(Work order): Go through the listing below and list every line with "Available".

-------- Data for analysis

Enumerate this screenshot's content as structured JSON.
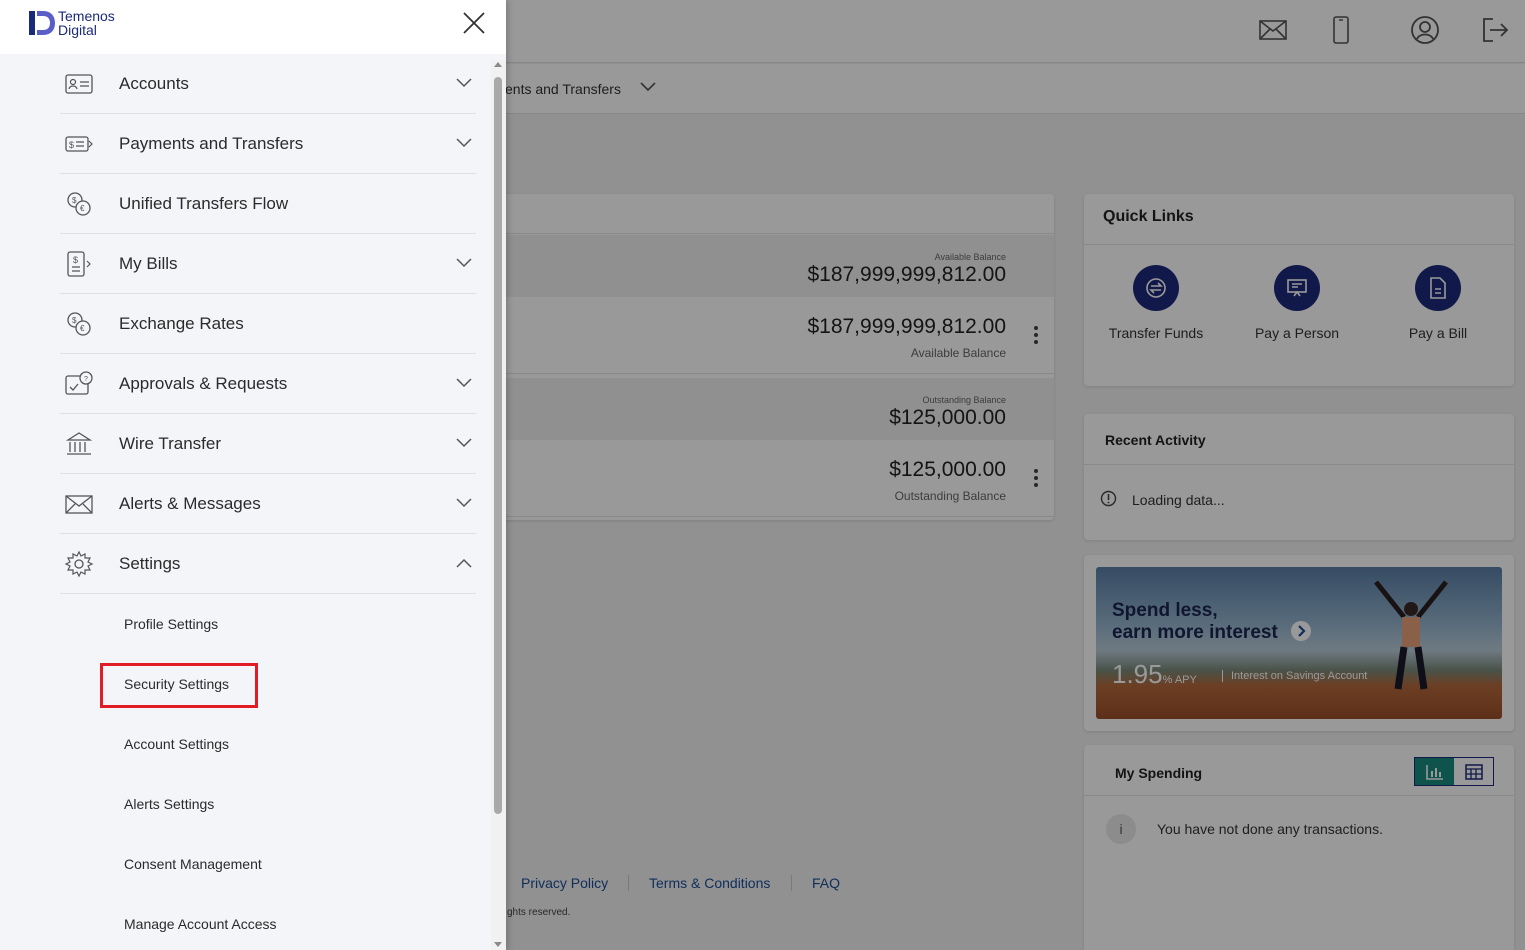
{
  "brand": {
    "line1": "Temenos",
    "line2": "Digital",
    "color": "#1c2a7a"
  },
  "top_icons": [
    "mail-icon",
    "mobile-icon",
    "profile-icon",
    "logout-icon"
  ],
  "subnav": {
    "label": "ents and Transfers"
  },
  "accounts": {
    "group1": {
      "label": "Available Balance",
      "amount": "$187,999,999,812.00"
    },
    "row1": {
      "amount": "$187,999,999,812.00",
      "sub": "Available Balance"
    },
    "group2": {
      "label": "Outstanding Balance",
      "amount": "$125,000.00"
    },
    "row2": {
      "amount": "$125,000.00",
      "sub": "Outstanding Balance"
    }
  },
  "quick_links": {
    "title": "Quick Links",
    "items": [
      {
        "label": "Transfer Funds",
        "icon": "transfer-icon"
      },
      {
        "label": "Pay a Person",
        "icon": "pay-person-icon"
      },
      {
        "label": "Pay a Bill",
        "icon": "bill-icon"
      }
    ]
  },
  "recent_activity": {
    "title": "Recent Activity",
    "status": "Loading data..."
  },
  "promo": {
    "title_line1": "Spend less,",
    "title_line2": "earn more interest",
    "apy_value": "1.95",
    "apy_unit": "% APY",
    "apy_note": "Interest on Savings Account"
  },
  "spending": {
    "title": "My Spending",
    "message": "You have not done any transactions.",
    "info": "i"
  },
  "footer": {
    "links": [
      "Privacy Policy",
      "Terms & Conditions",
      "FAQ"
    ],
    "copyright": "ghts reserved."
  },
  "sidemenu": {
    "items": [
      {
        "label": "Accounts",
        "icon": "accounts-icon",
        "chevron": "down"
      },
      {
        "label": "Payments and Transfers",
        "icon": "payments-icon",
        "chevron": "down"
      },
      {
        "label": "Unified Transfers Flow",
        "icon": "unified-transfers-icon",
        "chevron": ""
      },
      {
        "label": "My Bills",
        "icon": "bills-icon",
        "chevron": "down"
      },
      {
        "label": "Exchange Rates",
        "icon": "exchange-rates-icon",
        "chevron": ""
      },
      {
        "label": "Approvals & Requests",
        "icon": "approvals-icon",
        "chevron": "down"
      },
      {
        "label": "Wire Transfer",
        "icon": "wire-transfer-icon",
        "chevron": "down"
      },
      {
        "label": "Alerts & Messages",
        "icon": "alerts-messages-icon",
        "chevron": "down"
      },
      {
        "label": "Settings",
        "icon": "settings-icon",
        "chevron": "up"
      }
    ],
    "settings_sub": [
      {
        "label": "Profile Settings"
      },
      {
        "label": "Security Settings",
        "highlighted": true
      },
      {
        "label": "Account Settings"
      },
      {
        "label": "Alerts Settings"
      },
      {
        "label": "Consent Management"
      },
      {
        "label": "Manage Account Access"
      }
    ]
  },
  "colors": {
    "navy": "#1c2a7a",
    "highlight": "#e21c24",
    "teal": "#1a8a80"
  }
}
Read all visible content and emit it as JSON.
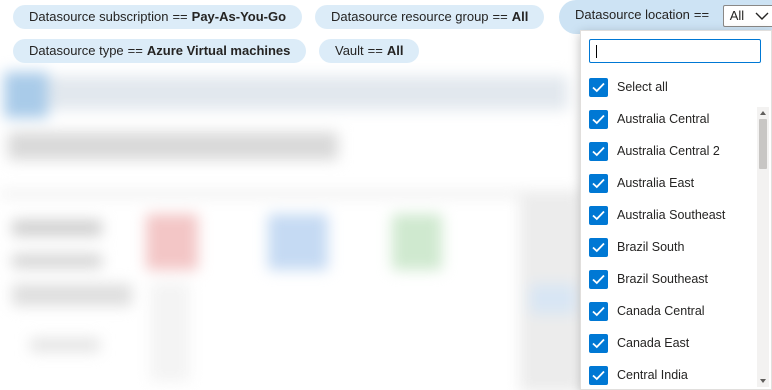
{
  "filters": [
    {
      "field": "Datasource subscription",
      "op": "==",
      "value": "Pay-As-You-Go"
    },
    {
      "field": "Datasource resource group",
      "op": "==",
      "value": "All"
    },
    {
      "field": "Datasource location",
      "op": "==",
      "value": ""
    },
    {
      "field": "Datasource type",
      "op": "==",
      "value": "Azure Virtual machines"
    },
    {
      "field": "Vault",
      "op": "==",
      "value": "All"
    }
  ],
  "location_select": {
    "selected": "All"
  },
  "dropdown": {
    "search_value": "",
    "options": [
      {
        "label": "Select all",
        "checked": true
      },
      {
        "label": "Australia Central",
        "checked": true
      },
      {
        "label": "Australia Central 2",
        "checked": true
      },
      {
        "label": "Australia East",
        "checked": true
      },
      {
        "label": "Australia Southeast",
        "checked": true
      },
      {
        "label": "Brazil South",
        "checked": true
      },
      {
        "label": "Brazil Southeast",
        "checked": true
      },
      {
        "label": "Canada Central",
        "checked": true
      },
      {
        "label": "Canada East",
        "checked": true
      },
      {
        "label": "Central India",
        "checked": true
      }
    ]
  },
  "colors": {
    "accent": "#0078d4",
    "pill_bg": "#dcecf8"
  }
}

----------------

(Answer section):
      "label": "Available Balance",
      "sub": "Available Balance"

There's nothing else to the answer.